▶ _Excerpted records_:
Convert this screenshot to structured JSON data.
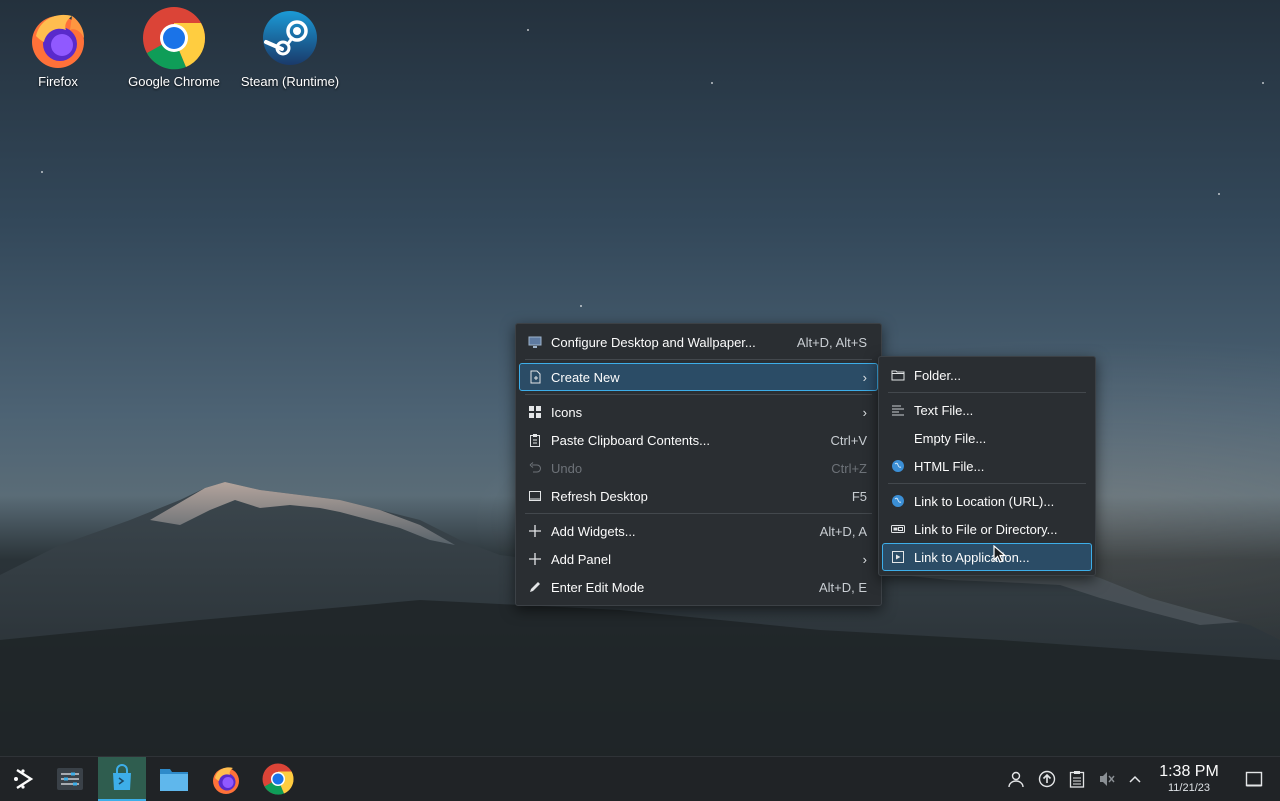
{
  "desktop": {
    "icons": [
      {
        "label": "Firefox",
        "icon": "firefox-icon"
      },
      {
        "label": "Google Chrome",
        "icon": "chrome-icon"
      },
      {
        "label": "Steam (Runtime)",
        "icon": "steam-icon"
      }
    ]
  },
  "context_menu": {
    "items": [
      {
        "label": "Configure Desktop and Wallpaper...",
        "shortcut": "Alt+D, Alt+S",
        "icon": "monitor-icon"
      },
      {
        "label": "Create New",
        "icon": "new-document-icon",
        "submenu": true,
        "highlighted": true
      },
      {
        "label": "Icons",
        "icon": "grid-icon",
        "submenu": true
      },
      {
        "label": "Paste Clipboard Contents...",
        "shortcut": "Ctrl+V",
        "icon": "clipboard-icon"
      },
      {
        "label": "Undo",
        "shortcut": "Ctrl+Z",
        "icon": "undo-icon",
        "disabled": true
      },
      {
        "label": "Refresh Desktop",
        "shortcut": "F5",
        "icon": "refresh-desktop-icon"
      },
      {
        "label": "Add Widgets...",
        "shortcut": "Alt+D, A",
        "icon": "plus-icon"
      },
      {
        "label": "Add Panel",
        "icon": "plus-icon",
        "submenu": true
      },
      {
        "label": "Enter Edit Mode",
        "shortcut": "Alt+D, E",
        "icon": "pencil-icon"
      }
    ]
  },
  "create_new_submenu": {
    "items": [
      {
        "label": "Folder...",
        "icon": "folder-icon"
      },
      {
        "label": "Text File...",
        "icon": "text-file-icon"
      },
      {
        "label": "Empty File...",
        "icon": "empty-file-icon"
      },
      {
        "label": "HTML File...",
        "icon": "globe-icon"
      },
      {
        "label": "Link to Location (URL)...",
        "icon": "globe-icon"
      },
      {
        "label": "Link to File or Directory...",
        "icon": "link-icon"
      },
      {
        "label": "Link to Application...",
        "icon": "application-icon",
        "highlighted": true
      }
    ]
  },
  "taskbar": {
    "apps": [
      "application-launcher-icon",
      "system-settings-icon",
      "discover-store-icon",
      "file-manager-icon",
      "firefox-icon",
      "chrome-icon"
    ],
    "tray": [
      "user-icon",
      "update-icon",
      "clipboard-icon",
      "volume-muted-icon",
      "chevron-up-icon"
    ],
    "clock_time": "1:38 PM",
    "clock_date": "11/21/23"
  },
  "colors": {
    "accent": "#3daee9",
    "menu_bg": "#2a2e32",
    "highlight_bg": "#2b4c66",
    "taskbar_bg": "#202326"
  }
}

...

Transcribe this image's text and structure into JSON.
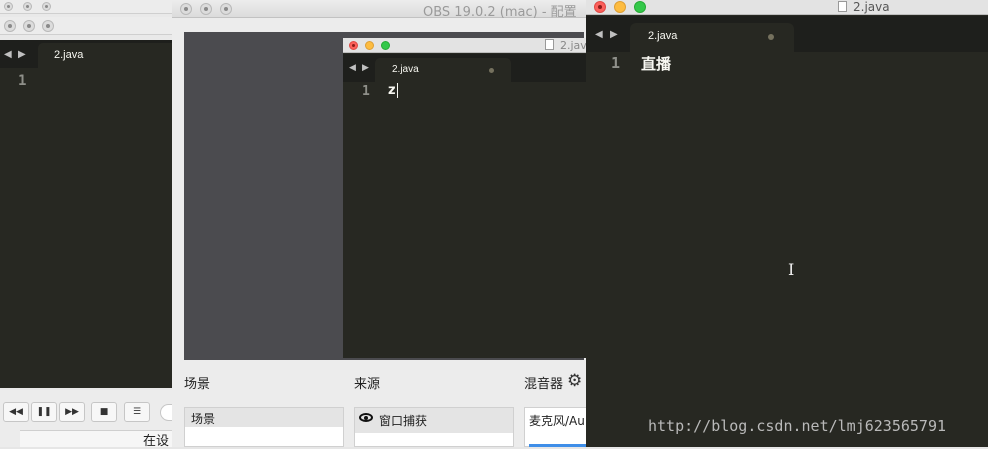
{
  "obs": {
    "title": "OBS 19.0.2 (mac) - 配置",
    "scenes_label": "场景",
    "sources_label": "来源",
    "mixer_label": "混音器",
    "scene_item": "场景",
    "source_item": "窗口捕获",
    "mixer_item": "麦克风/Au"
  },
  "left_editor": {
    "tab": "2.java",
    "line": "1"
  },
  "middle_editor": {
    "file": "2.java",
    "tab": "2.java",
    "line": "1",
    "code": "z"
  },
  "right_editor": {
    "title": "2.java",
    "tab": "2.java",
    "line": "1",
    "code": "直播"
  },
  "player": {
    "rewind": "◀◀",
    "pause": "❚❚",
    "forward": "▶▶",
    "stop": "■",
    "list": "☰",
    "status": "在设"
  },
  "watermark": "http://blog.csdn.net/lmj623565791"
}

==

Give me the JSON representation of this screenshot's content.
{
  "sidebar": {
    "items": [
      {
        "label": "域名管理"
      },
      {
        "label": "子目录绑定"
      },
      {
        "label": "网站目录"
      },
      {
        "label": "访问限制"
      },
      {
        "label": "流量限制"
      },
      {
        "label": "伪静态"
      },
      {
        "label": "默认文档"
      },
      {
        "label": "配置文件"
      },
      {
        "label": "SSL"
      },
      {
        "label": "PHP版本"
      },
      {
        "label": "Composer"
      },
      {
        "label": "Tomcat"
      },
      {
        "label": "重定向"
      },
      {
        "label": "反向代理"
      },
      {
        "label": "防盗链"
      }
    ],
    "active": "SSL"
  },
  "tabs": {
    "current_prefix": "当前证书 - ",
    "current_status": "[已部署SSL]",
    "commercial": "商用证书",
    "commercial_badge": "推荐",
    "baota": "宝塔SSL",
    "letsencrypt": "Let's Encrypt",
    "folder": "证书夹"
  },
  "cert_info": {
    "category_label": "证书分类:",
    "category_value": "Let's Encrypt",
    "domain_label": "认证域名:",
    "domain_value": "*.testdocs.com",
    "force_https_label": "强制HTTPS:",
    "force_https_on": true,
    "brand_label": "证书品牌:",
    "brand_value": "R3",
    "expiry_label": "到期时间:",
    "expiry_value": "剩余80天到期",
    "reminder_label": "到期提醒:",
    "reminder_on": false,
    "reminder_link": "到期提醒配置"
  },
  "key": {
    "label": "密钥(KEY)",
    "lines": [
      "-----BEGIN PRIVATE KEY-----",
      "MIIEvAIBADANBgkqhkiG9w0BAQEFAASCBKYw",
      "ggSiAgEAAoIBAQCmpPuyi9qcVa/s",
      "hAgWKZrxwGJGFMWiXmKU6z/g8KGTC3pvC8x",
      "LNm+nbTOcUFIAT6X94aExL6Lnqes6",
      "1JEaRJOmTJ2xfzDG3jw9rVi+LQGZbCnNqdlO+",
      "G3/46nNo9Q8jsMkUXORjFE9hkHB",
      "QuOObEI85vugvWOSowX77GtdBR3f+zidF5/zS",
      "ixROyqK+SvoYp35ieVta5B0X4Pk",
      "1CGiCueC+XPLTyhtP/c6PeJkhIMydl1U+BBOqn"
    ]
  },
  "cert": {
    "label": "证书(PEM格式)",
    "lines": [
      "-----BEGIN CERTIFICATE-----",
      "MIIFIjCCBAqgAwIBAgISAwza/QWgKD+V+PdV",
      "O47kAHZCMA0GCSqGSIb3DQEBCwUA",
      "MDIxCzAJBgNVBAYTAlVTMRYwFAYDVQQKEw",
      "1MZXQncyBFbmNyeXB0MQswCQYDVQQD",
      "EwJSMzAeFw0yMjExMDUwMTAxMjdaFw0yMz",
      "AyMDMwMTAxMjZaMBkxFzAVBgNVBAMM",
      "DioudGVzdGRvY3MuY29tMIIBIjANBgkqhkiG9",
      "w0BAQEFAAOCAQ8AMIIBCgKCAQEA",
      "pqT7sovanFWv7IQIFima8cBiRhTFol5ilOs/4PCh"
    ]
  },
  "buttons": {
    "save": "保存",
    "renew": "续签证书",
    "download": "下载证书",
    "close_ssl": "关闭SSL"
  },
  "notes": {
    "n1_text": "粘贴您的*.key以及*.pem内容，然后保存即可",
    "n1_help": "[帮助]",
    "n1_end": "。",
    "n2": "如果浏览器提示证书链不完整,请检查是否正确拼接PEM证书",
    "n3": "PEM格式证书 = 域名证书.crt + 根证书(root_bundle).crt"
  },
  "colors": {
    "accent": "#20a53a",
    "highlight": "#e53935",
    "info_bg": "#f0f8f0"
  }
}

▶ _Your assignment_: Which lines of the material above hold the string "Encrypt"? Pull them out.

▶ _Answer space_:
    "letsencrypt": "Let's Encrypt",
    "category_value": "Let's Encrypt",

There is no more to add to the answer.